What you have to do ->
Keep only the lines that hold the string "meta", filtering out the rest of the entries below.

** Opening Data supplied block **

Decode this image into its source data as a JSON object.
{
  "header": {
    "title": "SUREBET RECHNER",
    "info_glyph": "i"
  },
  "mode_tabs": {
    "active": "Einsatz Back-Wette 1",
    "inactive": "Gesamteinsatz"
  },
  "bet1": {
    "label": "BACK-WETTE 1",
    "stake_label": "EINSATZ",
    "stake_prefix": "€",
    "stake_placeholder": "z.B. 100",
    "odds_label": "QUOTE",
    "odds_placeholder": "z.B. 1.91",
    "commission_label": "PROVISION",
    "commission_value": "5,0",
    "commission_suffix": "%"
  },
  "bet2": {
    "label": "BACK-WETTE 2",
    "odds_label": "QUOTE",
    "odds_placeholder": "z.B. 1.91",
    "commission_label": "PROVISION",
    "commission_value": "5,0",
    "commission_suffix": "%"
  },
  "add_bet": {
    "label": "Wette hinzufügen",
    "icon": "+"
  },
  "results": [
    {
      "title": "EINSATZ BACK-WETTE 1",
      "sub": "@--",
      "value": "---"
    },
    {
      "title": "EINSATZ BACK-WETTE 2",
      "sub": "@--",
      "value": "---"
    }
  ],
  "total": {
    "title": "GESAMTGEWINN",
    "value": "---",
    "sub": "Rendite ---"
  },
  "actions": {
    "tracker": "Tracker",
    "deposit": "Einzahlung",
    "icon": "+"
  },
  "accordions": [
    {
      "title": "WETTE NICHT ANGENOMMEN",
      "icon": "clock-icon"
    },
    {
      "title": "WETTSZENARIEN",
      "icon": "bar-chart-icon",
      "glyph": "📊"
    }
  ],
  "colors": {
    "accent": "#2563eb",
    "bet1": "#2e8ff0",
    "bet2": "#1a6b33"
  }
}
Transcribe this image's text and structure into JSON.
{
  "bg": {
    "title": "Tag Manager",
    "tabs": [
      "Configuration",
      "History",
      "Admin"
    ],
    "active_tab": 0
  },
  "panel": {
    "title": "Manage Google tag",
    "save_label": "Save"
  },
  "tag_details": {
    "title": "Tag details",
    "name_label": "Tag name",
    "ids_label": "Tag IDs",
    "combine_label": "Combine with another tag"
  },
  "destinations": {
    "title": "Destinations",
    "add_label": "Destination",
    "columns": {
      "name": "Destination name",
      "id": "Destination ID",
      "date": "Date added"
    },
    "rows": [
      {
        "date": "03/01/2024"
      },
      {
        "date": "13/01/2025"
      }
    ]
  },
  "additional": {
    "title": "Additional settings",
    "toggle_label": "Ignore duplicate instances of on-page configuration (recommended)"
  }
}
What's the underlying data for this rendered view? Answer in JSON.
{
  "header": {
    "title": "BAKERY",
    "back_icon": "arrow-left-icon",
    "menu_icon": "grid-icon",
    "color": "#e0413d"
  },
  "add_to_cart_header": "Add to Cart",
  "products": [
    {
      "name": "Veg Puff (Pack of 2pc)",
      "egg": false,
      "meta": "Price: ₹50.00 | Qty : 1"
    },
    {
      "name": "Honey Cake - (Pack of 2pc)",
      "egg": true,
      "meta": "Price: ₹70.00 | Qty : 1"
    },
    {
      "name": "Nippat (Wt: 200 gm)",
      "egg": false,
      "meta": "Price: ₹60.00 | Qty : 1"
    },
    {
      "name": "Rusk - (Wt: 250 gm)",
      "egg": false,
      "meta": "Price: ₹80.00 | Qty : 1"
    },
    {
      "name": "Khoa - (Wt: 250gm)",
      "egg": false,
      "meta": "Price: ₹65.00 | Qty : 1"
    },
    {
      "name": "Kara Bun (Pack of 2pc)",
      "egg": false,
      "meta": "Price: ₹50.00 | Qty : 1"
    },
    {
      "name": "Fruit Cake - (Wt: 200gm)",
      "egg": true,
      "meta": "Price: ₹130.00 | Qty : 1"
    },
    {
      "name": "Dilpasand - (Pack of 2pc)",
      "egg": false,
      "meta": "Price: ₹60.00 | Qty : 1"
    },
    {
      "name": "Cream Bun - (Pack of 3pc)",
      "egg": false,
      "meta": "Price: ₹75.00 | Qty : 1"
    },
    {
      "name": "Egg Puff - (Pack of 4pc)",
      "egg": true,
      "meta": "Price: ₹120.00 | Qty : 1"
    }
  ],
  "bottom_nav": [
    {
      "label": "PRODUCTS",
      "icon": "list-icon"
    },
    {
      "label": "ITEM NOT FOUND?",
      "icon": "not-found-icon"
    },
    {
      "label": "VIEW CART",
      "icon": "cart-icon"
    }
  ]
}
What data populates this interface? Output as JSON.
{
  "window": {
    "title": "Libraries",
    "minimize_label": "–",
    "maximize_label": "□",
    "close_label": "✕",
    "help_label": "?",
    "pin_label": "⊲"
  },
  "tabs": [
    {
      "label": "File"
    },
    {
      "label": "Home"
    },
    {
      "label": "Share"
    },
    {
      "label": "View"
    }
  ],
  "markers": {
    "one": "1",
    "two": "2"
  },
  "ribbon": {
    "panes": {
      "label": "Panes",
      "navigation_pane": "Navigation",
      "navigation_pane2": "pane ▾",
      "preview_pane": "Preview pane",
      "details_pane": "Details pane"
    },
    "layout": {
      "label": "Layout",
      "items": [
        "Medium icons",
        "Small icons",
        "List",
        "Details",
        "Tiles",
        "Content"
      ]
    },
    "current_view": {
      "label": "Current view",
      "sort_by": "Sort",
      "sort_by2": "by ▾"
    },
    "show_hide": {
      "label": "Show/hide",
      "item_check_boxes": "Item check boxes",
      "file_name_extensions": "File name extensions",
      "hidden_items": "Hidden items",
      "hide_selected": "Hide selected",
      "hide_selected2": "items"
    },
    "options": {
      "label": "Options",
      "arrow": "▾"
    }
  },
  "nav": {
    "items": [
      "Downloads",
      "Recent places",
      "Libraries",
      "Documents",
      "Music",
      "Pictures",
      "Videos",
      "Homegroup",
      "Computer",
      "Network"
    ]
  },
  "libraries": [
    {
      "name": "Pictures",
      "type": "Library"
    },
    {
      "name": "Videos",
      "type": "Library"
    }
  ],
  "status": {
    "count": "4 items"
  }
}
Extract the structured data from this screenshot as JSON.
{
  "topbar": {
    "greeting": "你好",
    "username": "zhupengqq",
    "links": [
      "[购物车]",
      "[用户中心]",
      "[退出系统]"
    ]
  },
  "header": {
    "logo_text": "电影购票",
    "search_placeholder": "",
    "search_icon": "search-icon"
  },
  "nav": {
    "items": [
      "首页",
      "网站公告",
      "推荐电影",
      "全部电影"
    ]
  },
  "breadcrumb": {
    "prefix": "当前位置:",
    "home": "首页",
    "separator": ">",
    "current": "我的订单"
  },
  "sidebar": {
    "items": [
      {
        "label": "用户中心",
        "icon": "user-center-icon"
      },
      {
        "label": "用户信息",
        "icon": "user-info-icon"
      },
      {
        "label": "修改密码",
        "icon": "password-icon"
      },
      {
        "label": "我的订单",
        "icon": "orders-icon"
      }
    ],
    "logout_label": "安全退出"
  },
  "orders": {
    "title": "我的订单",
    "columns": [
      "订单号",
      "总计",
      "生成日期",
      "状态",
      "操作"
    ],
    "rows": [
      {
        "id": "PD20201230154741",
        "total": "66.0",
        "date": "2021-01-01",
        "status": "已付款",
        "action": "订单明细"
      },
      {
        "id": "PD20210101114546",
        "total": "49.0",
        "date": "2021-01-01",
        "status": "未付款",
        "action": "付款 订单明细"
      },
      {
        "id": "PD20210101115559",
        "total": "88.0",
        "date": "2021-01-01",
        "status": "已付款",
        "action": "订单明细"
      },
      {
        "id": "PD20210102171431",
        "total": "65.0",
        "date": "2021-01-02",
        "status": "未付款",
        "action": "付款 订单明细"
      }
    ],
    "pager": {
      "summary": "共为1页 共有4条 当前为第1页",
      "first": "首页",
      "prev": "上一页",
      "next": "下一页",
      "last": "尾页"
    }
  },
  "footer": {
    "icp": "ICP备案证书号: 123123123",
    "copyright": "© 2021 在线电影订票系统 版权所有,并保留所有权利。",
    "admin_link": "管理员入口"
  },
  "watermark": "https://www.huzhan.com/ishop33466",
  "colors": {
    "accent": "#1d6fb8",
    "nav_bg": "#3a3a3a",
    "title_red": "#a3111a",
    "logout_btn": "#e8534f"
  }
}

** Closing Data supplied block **

Solution to the problem ->
      "meta": "Price: ₹50.00 | Qty : 1"
      "meta": "Price: ₹70.00 | Qty : 1"
      "meta": "Price: ₹60.00 | Qty : 1"
      "meta": "Price: ₹80.00 | Qty : 1"
      "meta": "Price: ₹65.00 | Qty : 1"
      "meta": "Price: ₹50.00 | Qty : 1"
      "meta": "Price: ₹130.00 | Qty : 1"
      "meta": "Price: ₹60.00 | Qty : 1"
      "meta": "Price: ₹75.00 | Qty : 1"
      "meta": "Price: ₹120.00 | Qty : 1"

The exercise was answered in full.